Ladies and gentlemen, for your listening pleasure, Shotgun Ltd.

Shotgun Ltd. (Prophecy)
1. Bad Road
2. Against The Wall
3. Number Two
4. Remedy For A Hazy Day
5. I Don't Mind
6. On Top Of You
7. River Of Hope
8. Trials
9. Feelin' Bad
10. Mixed Nuts

Monday, January 11, 2010


These dudes were NOT fucking around. How could they be, with hair and beards like that? What other sort of job do these dudes look like they were suited for besides musician? Lumberjack maybe?

You can't spell progressive rock without PROGRESS.

Ladies and gentlemen, for your listening pleasure, Strongbow.

Strongbow (Southwind)

1. One Armed Bandit
2. Sister Sea
3. The Only One Around
4. Move Over Gloom
5. How Can I Be Loving You
6. Wine Eyes
7. Hazy May

Thursday, January 7, 2010

Gene Ammons

Heavy Sax.

Ladies and gentlemen, for your listening pleasure, Gene Ammons.

Heavy Sax (Gold Medal)

1. Housewarmin'
2. Jivin' Around
3. Nothing But Soul
4. Jug-N-McGhee

Wednesday, January 6, 2010

DJ Shadow/Cut Chemist

Diggers of the world, unite.

Some of us have better taste than others. You can usually tell, etc.

Ladies and gentlemen, for your listening pleasure, DJ Shadow/Cut Chemist.


1. Side A
2. Side B

Tuesday, January 5, 2010

Lord Rhaburn Combo

It occurred that those of you in less temperate climes than myself could use a trip to the tropics for a moment.

When I was in Belize, I spent as much time as possible stoned riding a beach cruiser on the sand listening to Os Mutantes.

This week finds me in Venice, spending as much time as possible stoned riding a beach cruiser on the sand listening to Lord Rhaburn Combo.

This record was released to commemorate their tour of the United States. Belikin, the locally brewed beer, sponsored the trip.

I am glad they did. This record is currently putting me in a good mood, and I hope it does you too.

Ladies and gentlemen, for your listening pleasure, Lord Rhaburn Combo.

Musical Journey U.S.A. (Self)

1. Belize By The Sea
2. Love Letters In The Sand
3. Kiss Waltz
4. Belize We Born Deh Pt 1
5. Bad Card
6. Let'd Get Married
7. Bills To Pay
8. Belize We Born Deh Pt 2

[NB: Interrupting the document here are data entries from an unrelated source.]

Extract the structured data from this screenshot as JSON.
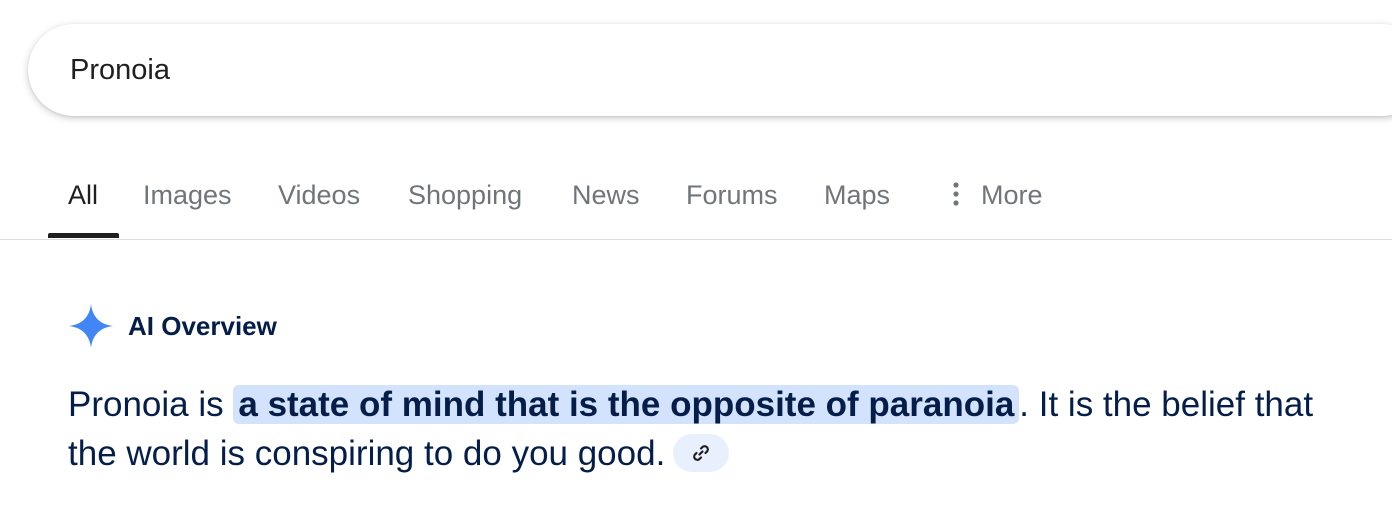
{
  "search": {
    "query": "Pronoia"
  },
  "tabs": [
    {
      "label": "All",
      "active": true
    },
    {
      "label": "Images"
    },
    {
      "label": "Videos"
    },
    {
      "label": "Shopping"
    },
    {
      "label": "News"
    },
    {
      "label": "Forums"
    },
    {
      "label": "Maps"
    },
    {
      "label": "More",
      "icon": "more-vert-icon"
    }
  ],
  "ai_overview": {
    "title": "AI Overview",
    "icon": "sparkle-icon",
    "answer": {
      "prefix": "Pronoia is ",
      "highlight": "a state of mind that is the opposite of paranoia",
      "suffix": ". It is the belief that the world is conspiring to do you good."
    },
    "source_icon": "link-icon"
  },
  "colors": {
    "accent_blue": "#4285f4",
    "highlight_bg": "#d3e3fd",
    "text_dark": "#041e49",
    "tab_inactive": "#70757a"
  }
}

Monday, January 4, 2010

The Great Society


I am currently on the run, writing from the road. I will be in Los Angeles for a spell, plying my trade as a snake-oil salesman.

Send well wishes and positive vibes via fax, pneumatic tube or carrier pigeon, etc.

The Great Society featured a young Grace Slick, her (then) husband Jerry Slick, and his brother Darby. I prefer their version of "White Rabbit".

This is indeed one of my favorite artifacts from the San Francisco scene.

Ladies and gentlemen, for your listening pleasure, The Great Society.

Collector's Item (Columbia)

1. Sally Go 'Round The Roses
2. Didn't Think So
3. Grimly Forming
4. Somebody To Love
5. Father Bruce
6. Outlaw Blues
7. Often As I May
8. Arbitration
9. White Rabbit
10. That's How It Is
11. Darkly Smiling
12. Nature Boy
13. You Can't Cry
14. Daydream Nightmare
15. Everybody Knows
16. Born To Be Burned
17. Father